Threats And Conservation Status
The Golden Jackal is threatened by a variety of human-caused issues. Habitat loss due to agricultural expansion, illegal hunting and persecution are the primary causes of population decline in many areas it inhabits. The species has been classified as Least Concern on the IUCN Red List since 2008 but its status may be revised downward if conservation efforts fail to address these threats effectively.
In India, for example, some taxa have been identified as endangered due to habitat destruction caused by rapid urbanization and intensive farming practices that encroach upon their territories.
Illegal hunting remains an ongoing problem in much of Southeast Asia, where jackals can still be hunted despite national laws protecting them from harm. In addition, there are reports of organized poaching rings targeting the animals for their meat or fur across Africa and Central Asia.
Conservation initiatives must focus on addressing the main threats facing this species: namely habitat protection and legal enforcement against poachers and hunters who break wildlife laws. Such measures will not only help protect golden jackals around the world but also provide essential resources for other species living in their habitats as well.
Interactions With Humans
The golden jackal, native to the Middle East and Asia, is known for its interactions with humans. The species has a long history of living in close proximity to human settlements and scavenging from garbage dumps or other sources of food. Jackals are also known to prey on livestock owned by farmers, leading to conflict between the two species.
In response to this conflict, some communities have employed methods such as guard dogs and electric fencing around farms. Other solutions include direct killing of jackals—a practice that can be controversial due to its potential impact on populations and conservation status. However, research suggests that these measures tend not reduce the frequency of conflicts over time.
Despite the potential risks posed by living near humans, it may be beneficial for certain individuals within a population who access additional resources such as trash or crops grown by people. For example, golden jackals were observed spending more time near villages than elsewhere when monitoring their movement patterns in India’s Rajasthan state. This behavior shows how both jackal-human and human-jackal interaction can influence their habitat use.
Overall, while there are potential costs associated with increased contact with humans, evidence points to benefits as well which could help sustain local populations if managed appropriately through careful planning and consideration of all stakeholders involved in any given situation.

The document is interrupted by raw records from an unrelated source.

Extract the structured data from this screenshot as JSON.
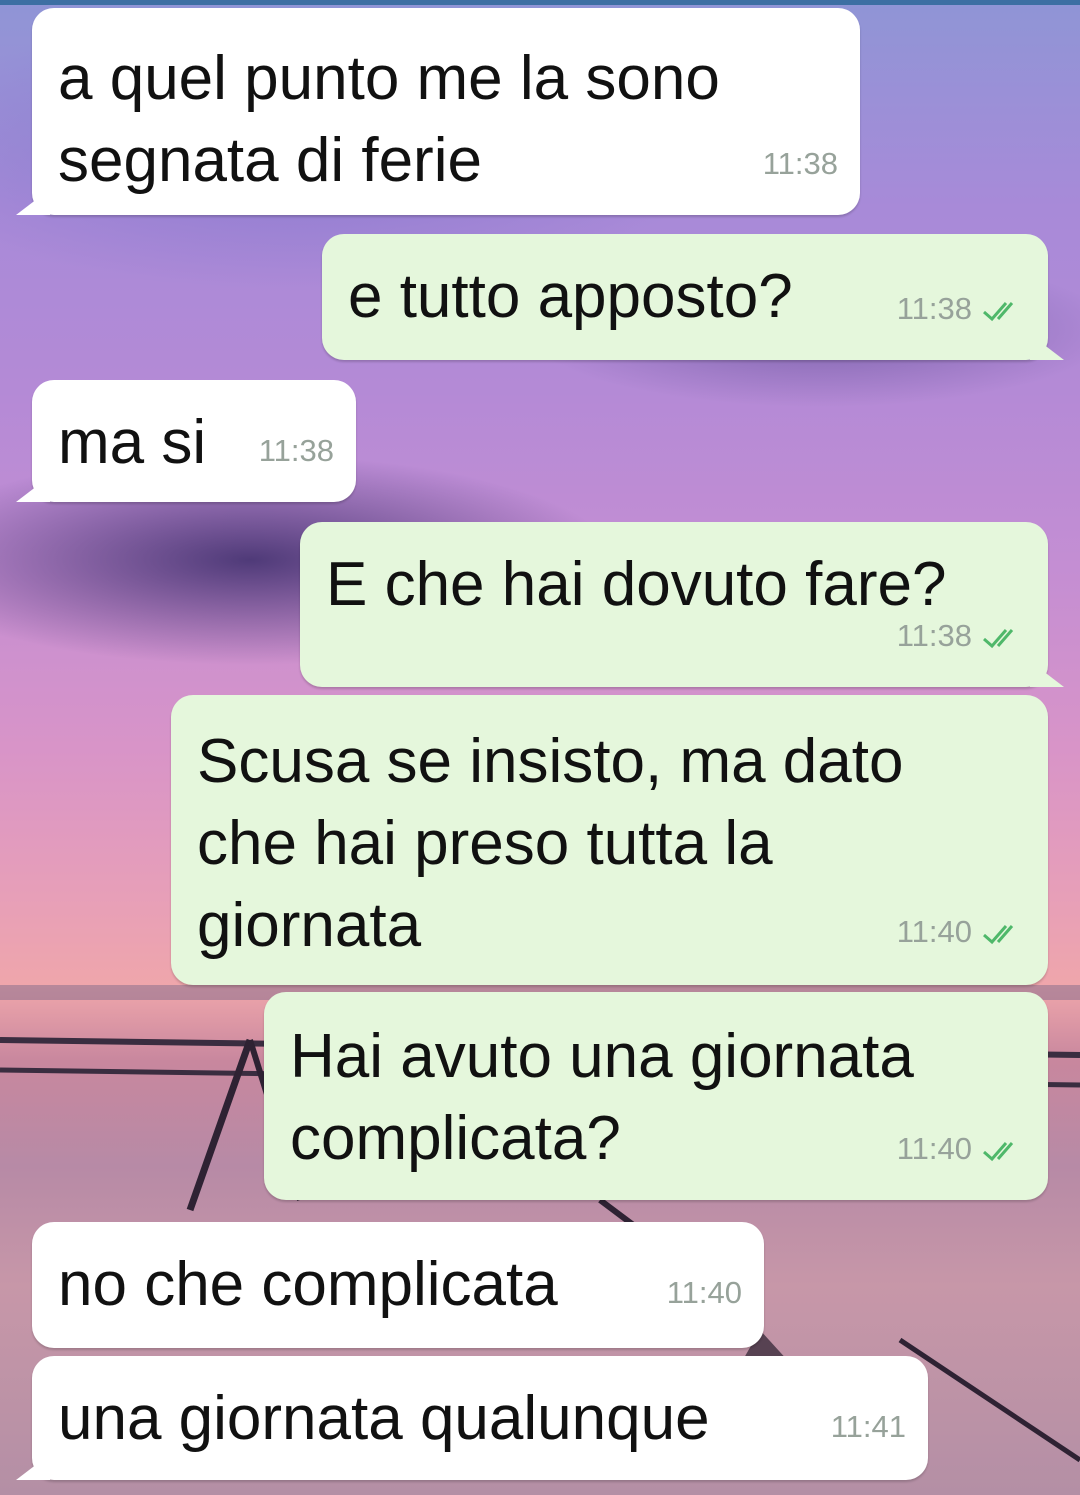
{
  "messages": [
    {
      "direction": "incoming",
      "text": "a quel punto me la sono\nsegnata di ferie",
      "time": "11:38"
    },
    {
      "direction": "outgoing",
      "text": "e tutto apposto?",
      "time": "11:38",
      "status": "read"
    },
    {
      "direction": "incoming",
      "text": "ma si",
      "time": "11:38"
    },
    {
      "direction": "outgoing",
      "text": "E che hai dovuto fare?",
      "time": "11:38",
      "status": "read"
    },
    {
      "direction": "outgoing",
      "text": "Scusa se insisto, ma dato\nche hai preso tutta la\ngiornata",
      "time": "11:40",
      "status": "read"
    },
    {
      "direction": "outgoing",
      "text": "Hai avuto una giornata\ncomplicata?",
      "time": "11:40",
      "status": "read"
    },
    {
      "direction": "incoming",
      "text": "no che complicata",
      "time": "11:40"
    },
    {
      "direction": "incoming",
      "text": "una giornata qualunque",
      "time": "11:41"
    }
  ],
  "colors": {
    "incoming_bubble": "#ffffff",
    "outgoing_bubble": "#e5f7dc",
    "read_ticks": "#4fb86a",
    "timestamp": "#97a29a"
  },
  "icons": {
    "read_receipt": "double-check-icon"
  }
}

The golden jackal is a unique species found in parts of Europe, Asia and Africa. This adaptable canid has been able to thrive in many different habitats and survive despite human influence on the environment. Its characteristic yellow coat stands out amongst other animals, making it easier to distinguish from other similar species. It is an opportunistic predator that feeds mostly on insects and small vertebrates but will also scavenge for food when available.
Breeding habits vary depending on geographical location with some populations forming monogamous pairs or temporary family groups while others remain solitary all year round. While threats such as poaching and habitat destruction have resulted in declining populations, conservation efforts are underway to protect this species before it becomes endangered.
Furthermore, inter-species competition due to hybridization between domestic dogs and wolves poses a further problem for the future of this species.
In conclusion, the golden jackal is an important part of the natural ecosystem yet its numbers are decreasing due to human activity. Conservation projects should be implemented in order to ensure its survival into the future so that we may continue to appreciate this remarkable creature’s presence in our world.